Instead, Randle has thrived and now has a stranglehold on the starting power forward position. Like all rookies he has been on a bit of a roller coaster ride, with brilliant performances sprinkled in amongst some clunkers, but overall he has been impressive.

That said there are a number of holes in Randle’s game that he needs to work on if he is going to get to the next level.

For one thing, his right hand is essentially non-existant right now when it comes to finishing around the basket. We have seen him badly miss multiple layups with it; I can’t recall another NBA player who was so weak with his off hand before. He makes up for it with brute strength, which he uses to force the ball back to his dominant left hand, but a respectable right hand is going to be a must if Randle is going to fulfill his massive potential.

Similarly, Randle has also struggled to finish against longer defenders, which was one of the knocks on him coming out of college. It’s something he will have to work on as he grows as a player, as is his defensive awareness.

However, the most important skill for Julius Randle to develop is a jump shot. He has a unique combination of quickness and strength that few others can match, but currently teams can sag off of him because they know he isn’t a great shooter from the perimeter. He has developed a nice fading jumping in the paint where he floats to the right a little, but ultimately Randle needs to be able to at least consistently hit the 20-footer, and ideally even be able to step out to the corner three on occasion.

Given his work ethic, I believe Julius Randle will get there eventually. He has been a pleasure to watch thus far, and Lakers fans should be excited to see how he develops over the next few years.

Corey Hansford (@TheeCoreyH): My first thought when thinking about this question is to point to his defense. Randle’s lack of awareness off the ball is really hurting the team as his late rotations constantly give Roy Hibbert’s man an easy layup or offensive rebound. The Lakers failures on the boards many times can be attributed to this.

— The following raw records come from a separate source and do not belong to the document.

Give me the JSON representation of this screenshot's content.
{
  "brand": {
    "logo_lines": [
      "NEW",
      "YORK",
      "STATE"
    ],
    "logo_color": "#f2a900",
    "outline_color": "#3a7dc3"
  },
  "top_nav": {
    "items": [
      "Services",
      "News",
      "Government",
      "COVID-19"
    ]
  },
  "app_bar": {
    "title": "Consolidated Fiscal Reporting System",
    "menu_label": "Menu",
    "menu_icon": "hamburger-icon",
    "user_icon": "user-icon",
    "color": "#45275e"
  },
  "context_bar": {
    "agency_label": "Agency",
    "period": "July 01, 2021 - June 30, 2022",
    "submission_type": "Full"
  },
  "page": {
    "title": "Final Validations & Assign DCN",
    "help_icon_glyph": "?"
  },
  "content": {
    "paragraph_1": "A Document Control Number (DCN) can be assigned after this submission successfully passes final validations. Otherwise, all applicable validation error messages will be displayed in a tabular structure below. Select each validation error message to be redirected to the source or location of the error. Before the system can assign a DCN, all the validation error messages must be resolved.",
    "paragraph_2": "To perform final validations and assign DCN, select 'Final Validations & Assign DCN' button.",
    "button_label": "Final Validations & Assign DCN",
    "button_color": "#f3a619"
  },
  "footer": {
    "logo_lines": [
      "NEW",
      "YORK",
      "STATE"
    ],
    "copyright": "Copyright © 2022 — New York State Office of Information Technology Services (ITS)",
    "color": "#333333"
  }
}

While that is something that needs work, the most important thing for Randle to develop is his right hand, particularly finishing around the rim with it.

I understand the argument can be made for fixing his jumper, but even without it nobody has been able to stop Randle from getting to the rim. Teams play off of him, but he can still overpower them and get to the basket. The problem is he can’t finish once he’s there and that is because he’s making the shot tougher by going back to his left, or he’s trying and failing with his right.

The great thing about Randle is that he has continued to impact the game despite his offensive struggles. His rebounding and playmaking have remained excellent. He also has an excellent work ethic and will surely put in the work to improve his shortcomings.

It may not happen in the near future, but I would be shocked if we didn’t see some serious improvements in Randle’s game near the end of the season.